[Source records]
== Segment start ==

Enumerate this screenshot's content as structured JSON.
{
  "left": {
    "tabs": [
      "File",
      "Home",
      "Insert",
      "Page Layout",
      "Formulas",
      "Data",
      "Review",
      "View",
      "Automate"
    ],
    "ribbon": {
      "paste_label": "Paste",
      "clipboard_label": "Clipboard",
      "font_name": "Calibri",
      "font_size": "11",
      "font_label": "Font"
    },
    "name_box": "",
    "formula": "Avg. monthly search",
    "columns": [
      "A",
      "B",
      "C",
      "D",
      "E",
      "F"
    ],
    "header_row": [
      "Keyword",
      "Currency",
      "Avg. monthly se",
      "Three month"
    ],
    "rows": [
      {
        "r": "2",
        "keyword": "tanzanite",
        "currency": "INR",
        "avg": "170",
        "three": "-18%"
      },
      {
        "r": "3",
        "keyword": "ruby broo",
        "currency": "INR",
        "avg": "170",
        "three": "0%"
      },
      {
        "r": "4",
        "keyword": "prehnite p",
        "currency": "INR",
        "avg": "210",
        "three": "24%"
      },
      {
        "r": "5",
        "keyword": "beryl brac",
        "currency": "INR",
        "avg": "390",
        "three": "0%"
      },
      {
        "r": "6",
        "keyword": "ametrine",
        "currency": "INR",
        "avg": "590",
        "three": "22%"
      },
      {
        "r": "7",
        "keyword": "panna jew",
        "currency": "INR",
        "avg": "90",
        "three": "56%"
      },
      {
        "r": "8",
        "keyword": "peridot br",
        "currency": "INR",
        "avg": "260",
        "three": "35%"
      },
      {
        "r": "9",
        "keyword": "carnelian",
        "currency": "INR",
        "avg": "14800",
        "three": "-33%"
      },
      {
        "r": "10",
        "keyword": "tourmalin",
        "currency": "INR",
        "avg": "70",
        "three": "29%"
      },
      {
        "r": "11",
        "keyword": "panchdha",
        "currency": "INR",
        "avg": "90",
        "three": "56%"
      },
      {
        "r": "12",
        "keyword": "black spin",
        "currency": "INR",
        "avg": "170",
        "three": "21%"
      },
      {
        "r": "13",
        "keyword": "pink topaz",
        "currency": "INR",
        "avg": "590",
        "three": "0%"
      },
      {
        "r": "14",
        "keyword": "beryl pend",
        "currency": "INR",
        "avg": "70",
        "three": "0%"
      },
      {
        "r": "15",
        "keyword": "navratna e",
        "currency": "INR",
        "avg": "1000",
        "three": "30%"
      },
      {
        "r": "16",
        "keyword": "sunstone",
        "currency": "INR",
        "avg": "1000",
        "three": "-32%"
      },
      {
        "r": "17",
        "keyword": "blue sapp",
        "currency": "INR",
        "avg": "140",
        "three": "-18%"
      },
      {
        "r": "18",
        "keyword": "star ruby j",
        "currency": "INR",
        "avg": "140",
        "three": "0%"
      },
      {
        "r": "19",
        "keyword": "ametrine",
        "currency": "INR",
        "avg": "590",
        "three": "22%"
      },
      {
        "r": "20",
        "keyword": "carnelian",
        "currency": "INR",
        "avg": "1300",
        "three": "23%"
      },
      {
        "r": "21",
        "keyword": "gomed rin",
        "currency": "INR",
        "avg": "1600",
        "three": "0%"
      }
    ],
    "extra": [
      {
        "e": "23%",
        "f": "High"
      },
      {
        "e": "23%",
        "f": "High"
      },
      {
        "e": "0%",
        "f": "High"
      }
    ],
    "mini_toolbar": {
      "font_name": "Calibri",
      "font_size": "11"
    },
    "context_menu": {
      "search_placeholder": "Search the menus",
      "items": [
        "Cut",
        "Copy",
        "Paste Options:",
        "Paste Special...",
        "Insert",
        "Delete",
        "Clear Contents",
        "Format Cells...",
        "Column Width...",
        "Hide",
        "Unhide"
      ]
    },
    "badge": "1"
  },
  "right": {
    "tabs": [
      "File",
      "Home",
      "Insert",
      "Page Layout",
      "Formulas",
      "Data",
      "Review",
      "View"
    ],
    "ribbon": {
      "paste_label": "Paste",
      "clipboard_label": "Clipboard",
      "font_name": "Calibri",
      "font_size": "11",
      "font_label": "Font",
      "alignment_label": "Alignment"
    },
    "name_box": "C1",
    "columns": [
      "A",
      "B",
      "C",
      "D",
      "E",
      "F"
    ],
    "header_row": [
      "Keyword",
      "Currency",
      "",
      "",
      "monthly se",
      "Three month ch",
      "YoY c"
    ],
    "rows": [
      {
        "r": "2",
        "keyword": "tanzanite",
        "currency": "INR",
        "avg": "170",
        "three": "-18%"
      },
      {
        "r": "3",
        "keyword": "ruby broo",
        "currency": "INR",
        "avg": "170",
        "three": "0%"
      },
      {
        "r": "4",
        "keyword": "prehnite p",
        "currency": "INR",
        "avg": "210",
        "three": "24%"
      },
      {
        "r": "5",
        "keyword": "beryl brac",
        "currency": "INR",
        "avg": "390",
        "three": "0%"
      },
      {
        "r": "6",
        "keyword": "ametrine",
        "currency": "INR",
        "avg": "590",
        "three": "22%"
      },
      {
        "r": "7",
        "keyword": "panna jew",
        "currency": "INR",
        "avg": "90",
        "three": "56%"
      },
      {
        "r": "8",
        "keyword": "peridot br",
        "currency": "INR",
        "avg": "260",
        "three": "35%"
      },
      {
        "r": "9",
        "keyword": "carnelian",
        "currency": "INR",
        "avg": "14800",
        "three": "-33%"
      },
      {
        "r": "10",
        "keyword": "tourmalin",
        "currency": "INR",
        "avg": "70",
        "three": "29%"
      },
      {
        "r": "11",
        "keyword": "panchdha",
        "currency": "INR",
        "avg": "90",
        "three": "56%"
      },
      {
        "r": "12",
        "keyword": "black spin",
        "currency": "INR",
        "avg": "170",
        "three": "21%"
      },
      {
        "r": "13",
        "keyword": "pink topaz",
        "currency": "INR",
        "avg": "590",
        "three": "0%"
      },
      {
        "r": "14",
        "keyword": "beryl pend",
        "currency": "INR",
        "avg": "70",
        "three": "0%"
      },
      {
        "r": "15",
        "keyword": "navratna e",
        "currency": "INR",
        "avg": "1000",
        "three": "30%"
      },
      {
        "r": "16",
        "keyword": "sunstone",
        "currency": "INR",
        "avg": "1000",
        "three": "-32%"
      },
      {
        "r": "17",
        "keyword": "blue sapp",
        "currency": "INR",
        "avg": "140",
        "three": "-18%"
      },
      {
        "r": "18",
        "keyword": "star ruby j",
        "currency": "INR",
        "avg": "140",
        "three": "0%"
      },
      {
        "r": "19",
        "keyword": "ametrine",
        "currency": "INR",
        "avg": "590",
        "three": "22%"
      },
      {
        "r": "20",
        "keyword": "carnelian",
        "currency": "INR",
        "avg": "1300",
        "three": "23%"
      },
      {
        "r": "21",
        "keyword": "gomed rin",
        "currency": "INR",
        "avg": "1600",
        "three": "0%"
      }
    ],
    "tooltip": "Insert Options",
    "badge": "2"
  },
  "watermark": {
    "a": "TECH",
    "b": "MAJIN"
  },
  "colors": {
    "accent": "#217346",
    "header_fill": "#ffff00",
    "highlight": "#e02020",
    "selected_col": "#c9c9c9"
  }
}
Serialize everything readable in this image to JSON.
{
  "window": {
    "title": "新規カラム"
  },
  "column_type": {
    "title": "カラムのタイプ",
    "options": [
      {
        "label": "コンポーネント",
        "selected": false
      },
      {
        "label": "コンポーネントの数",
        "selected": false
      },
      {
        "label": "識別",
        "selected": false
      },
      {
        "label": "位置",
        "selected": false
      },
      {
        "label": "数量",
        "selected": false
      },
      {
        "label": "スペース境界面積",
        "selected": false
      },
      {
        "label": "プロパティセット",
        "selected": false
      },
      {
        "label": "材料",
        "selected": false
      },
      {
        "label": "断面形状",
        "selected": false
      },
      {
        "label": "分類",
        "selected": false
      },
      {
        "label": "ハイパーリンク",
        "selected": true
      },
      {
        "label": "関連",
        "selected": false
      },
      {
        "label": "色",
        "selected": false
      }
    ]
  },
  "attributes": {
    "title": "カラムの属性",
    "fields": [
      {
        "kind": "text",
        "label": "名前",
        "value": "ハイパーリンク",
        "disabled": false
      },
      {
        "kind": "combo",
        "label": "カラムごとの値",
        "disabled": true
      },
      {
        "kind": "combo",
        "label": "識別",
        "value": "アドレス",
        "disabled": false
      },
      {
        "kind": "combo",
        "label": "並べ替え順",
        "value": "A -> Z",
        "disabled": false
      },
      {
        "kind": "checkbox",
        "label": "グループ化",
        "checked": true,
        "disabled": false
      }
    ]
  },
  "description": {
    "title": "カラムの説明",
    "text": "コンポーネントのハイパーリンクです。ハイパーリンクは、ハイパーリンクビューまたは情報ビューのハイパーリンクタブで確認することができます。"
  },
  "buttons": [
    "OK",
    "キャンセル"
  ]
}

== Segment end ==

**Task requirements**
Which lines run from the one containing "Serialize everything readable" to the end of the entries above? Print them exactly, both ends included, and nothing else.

**Exercise output**
Serialize everything readable in this image to JSON.
{
  "window": {
    "title": "新規カラム"
  },
  "column_type": {
    "title": "カラムのタイプ",
    "options": [
      {
        "label": "コンポーネント",
        "selected": false
      },
      {
        "label": "コンポーネントの数",
        "selected": false
      },
      {
        "label": "識別",
        "selected": false
      },
      {
        "label": "位置",
        "selected": false
      },
      {
        "label": "数量",
        "selected": false
      },
      {
        "label": "スペース境界面積",
        "selected": false
      },
      {
        "label": "プロパティセット",
        "selected": false
      },
      {
        "label": "材料",
        "selected": false
      },
      {
        "label": "断面形状",
        "selected": false
      },
      {
        "label": "分類",
        "selected": false
      },
      {
        "label": "ハイパーリンク",
        "selected": true
      },
      {
        "label": "関連",
        "selected": false
      },
      {
        "label": "色",
        "selected": false
      }
    ]
  },
  "attributes": {
    "title": "カラムの属性",
    "fields": [
      {
        "kind": "text",
        "label": "名前",
        "value": "ハイパーリンク",
        "disabled": false
      },
      {
        "kind": "combo",
        "label": "カラムごとの値",
        "disabled": true
      },
      {
        "kind": "combo",
        "label": "識別",
        "value": "アドレス",
        "disabled": false
      },
      {
        "kind": "combo",
        "label": "並べ替え順",
        "value": "A -> Z",
        "disabled": false
      },
      {
        "kind": "checkbox",
        "label": "グループ化",
        "checked": true,
        "disabled": false
      }
    ]
  },
  "description": {
    "title": "カラムの説明",
    "text": "コンポーネントのハイパーリンクです。ハイパーリンクは、ハイパーリンクビューまたは情報ビューのハイパーリンクタブで確認することができます。"
  },
  "buttons": [
    "OK",
    "キャンセル"
  ]
}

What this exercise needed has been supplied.